→ Prompt: If any record holds an image, omit the image and print the rest exactly.

→ Data excerpts:
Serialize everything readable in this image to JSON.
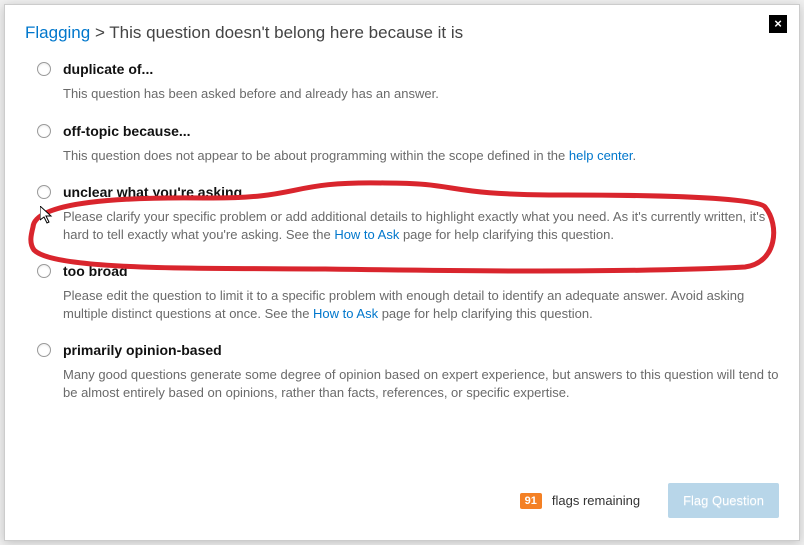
{
  "breadcrumb": {
    "root": "Flagging",
    "sep": " > ",
    "current": "This question doesn't belong here because it is"
  },
  "close_label": "×",
  "options": [
    {
      "title": "duplicate of...",
      "desc_parts": [
        {
          "text": "This question has been asked before and already has an answer."
        }
      ]
    },
    {
      "title": "off-topic because...",
      "desc_parts": [
        {
          "text": "This question does not appear to be about programming within the scope defined in the "
        },
        {
          "text": "help center",
          "link": true
        },
        {
          "text": "."
        }
      ]
    },
    {
      "title": "unclear what you're asking",
      "desc_parts": [
        {
          "text": "Please clarify your specific problem or add additional details to highlight exactly what you need. As it's currently written, it's hard to tell exactly what you're asking. See the "
        },
        {
          "text": "How to Ask",
          "link": true
        },
        {
          "text": " page for help clarifying this question."
        }
      ]
    },
    {
      "title": "too broad",
      "desc_parts": [
        {
          "text": "Please edit the question to limit it to a specific problem with enough detail to identify an adequate answer. Avoid asking multiple distinct questions at once. See the "
        },
        {
          "text": "How to Ask",
          "link": true
        },
        {
          "text": " page for help clarifying this question."
        }
      ]
    },
    {
      "title": "primarily opinion-based",
      "desc_parts": [
        {
          "text": "Many good questions generate some degree of opinion based on expert experience, but answers to this question will tend to be almost entirely based on opinions, rather than facts, references, or specific expertise."
        }
      ]
    }
  ],
  "footer": {
    "flags_count": "91",
    "flags_label": "flags remaining",
    "button_label": "Flag Question"
  },
  "colors": {
    "link": "#0077cc",
    "badge": "#f48024",
    "annotation": "#d9252d"
  }
}
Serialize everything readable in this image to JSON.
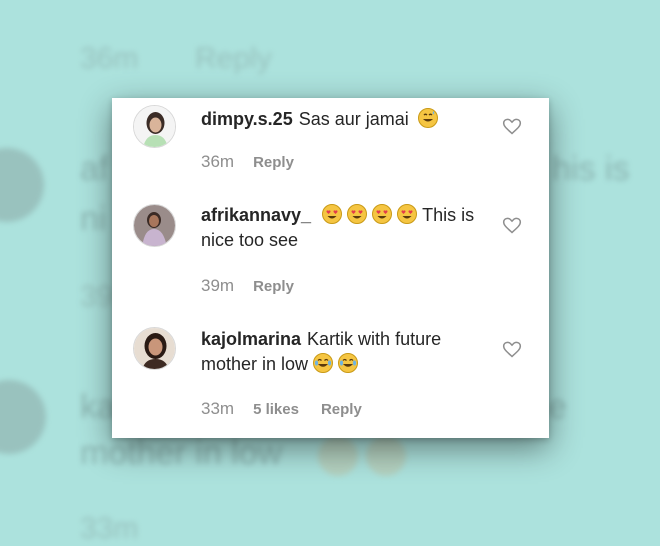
{
  "background": {
    "color": "#ace2dd",
    "ghost_texts": [
      "36m",
      "Reply",
      "af",
      "his is",
      "ni",
      "39",
      "ka",
      "e",
      "mother in low",
      "33m"
    ]
  },
  "comments": [
    {
      "username": "dimpy.s.25",
      "text": "Sas aur jamai",
      "emojis": [
        "grinning-sweat-emoji"
      ],
      "time": "36m",
      "likes": "",
      "reply_label": "Reply"
    },
    {
      "username": "afrikannavy_",
      "text": "This is nice too see",
      "emojis": [
        "heart-eyes-emoji",
        "heart-eyes-emoji",
        "heart-eyes-emoji",
        "heart-eyes-emoji"
      ],
      "time": "39m",
      "likes": "",
      "reply_label": "Reply"
    },
    {
      "username": "kajolmarina",
      "text": "Kartik with future mother in low",
      "emojis": [
        "tears-of-joy-emoji",
        "tears-of-joy-emoji"
      ],
      "time": "33m",
      "likes": "5 likes",
      "reply_label": "Reply"
    }
  ],
  "colors": {
    "card_bg": "#ffffff",
    "text": "#262626",
    "muted": "#8e8e8e",
    "emoji_yellow": "#f5c542"
  }
}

→ Answer space:
Serialize everything readable in this image to JSON.
{
  "breadcrumb": {
    "root": "Flagging",
    "sep": " > ",
    "current": "This question doesn't belong here because it is"
  },
  "close_label": "×",
  "options": [
    {
      "title": "duplicate of...",
      "desc_parts": [
        {
          "text": "This question has been asked before and already has an answer."
        }
      ]
    },
    {
      "title": "off-topic because...",
      "desc_parts": [
        {
          "text": "This question does not appear to be about programming within the scope defined in the "
        },
        {
          "text": "help center",
          "link": true
        },
        {
          "text": "."
        }
      ]
    },
    {
      "title": "unclear what you're asking",
      "desc_parts": [
        {
          "text": "Please clarify your specific problem or add additional details to highlight exactly what you need. As it's currently written, it's hard to tell exactly what you're asking. See the "
        },
        {
          "text": "How to Ask",
          "link": true
        },
        {
          "text": " page for help clarifying this question."
        }
      ]
    },
    {
      "title": "too broad",
      "desc_parts": [
        {
          "text": "Please edit the question to limit it to a specific problem with enough detail to identify an adequate answer. Avoid asking multiple distinct questions at once. See the "
        },
        {
          "text": "How to Ask",
          "link": true
        },
        {
          "text": " page for help clarifying this question."
        }
      ]
    },
    {
      "title": "primarily opinion-based",
      "desc_parts": [
        {
          "text": "Many good questions generate some degree of opinion based on expert experience, but answers to this question will tend to be almost entirely based on opinions, rather than facts, references, or specific expertise."
        }
      ]
    }
  ],
  "footer": {
    "flags_count": "91",
    "flags_label": "flags remaining",
    "button_label": "Flag Question"
  },
  "colors": {
    "link": "#0077cc",
    "badge": "#f48024",
    "annotation": "#d9252d"
  }
}
Serialize everything readable in this image to JSON.
{
  "background": {
    "color": "#ace2dd",
    "ghost_texts": [
      "36m",
      "Reply",
      "af",
      "his is",
      "ni",
      "39",
      "ka",
      "e",
      "mother in low",
      "33m"
    ]
  },
  "comments": [
    {
      "username": "dimpy.s.25",
      "text": "Sas aur jamai",
      "emojis": [
        "grinning-sweat-emoji"
      ],
      "time": "36m",
      "likes": "",
      "reply_label": "Reply"
    },
    {
      "username": "afrikannavy_",
      "text": "This is nice too see",
      "emojis": [
        "heart-eyes-emoji",
        "heart-eyes-emoji",
        "heart-eyes-emoji",
        "heart-eyes-emoji"
      ],
      "time": "39m",
      "likes": "",
      "reply_label": "Reply"
    },
    {
      "username": "kajolmarina",
      "text": "Kartik with future mother in low",
      "emojis": [
        "tears-of-joy-emoji",
        "tears-of-joy-emoji"
      ],
      "time": "33m",
      "likes": "5 likes",
      "reply_label": "Reply"
    }
  ],
  "colors": {
    "card_bg": "#ffffff",
    "text": "#262626",
    "muted": "#8e8e8e",
    "emoji_yellow": "#f5c542"
  }
}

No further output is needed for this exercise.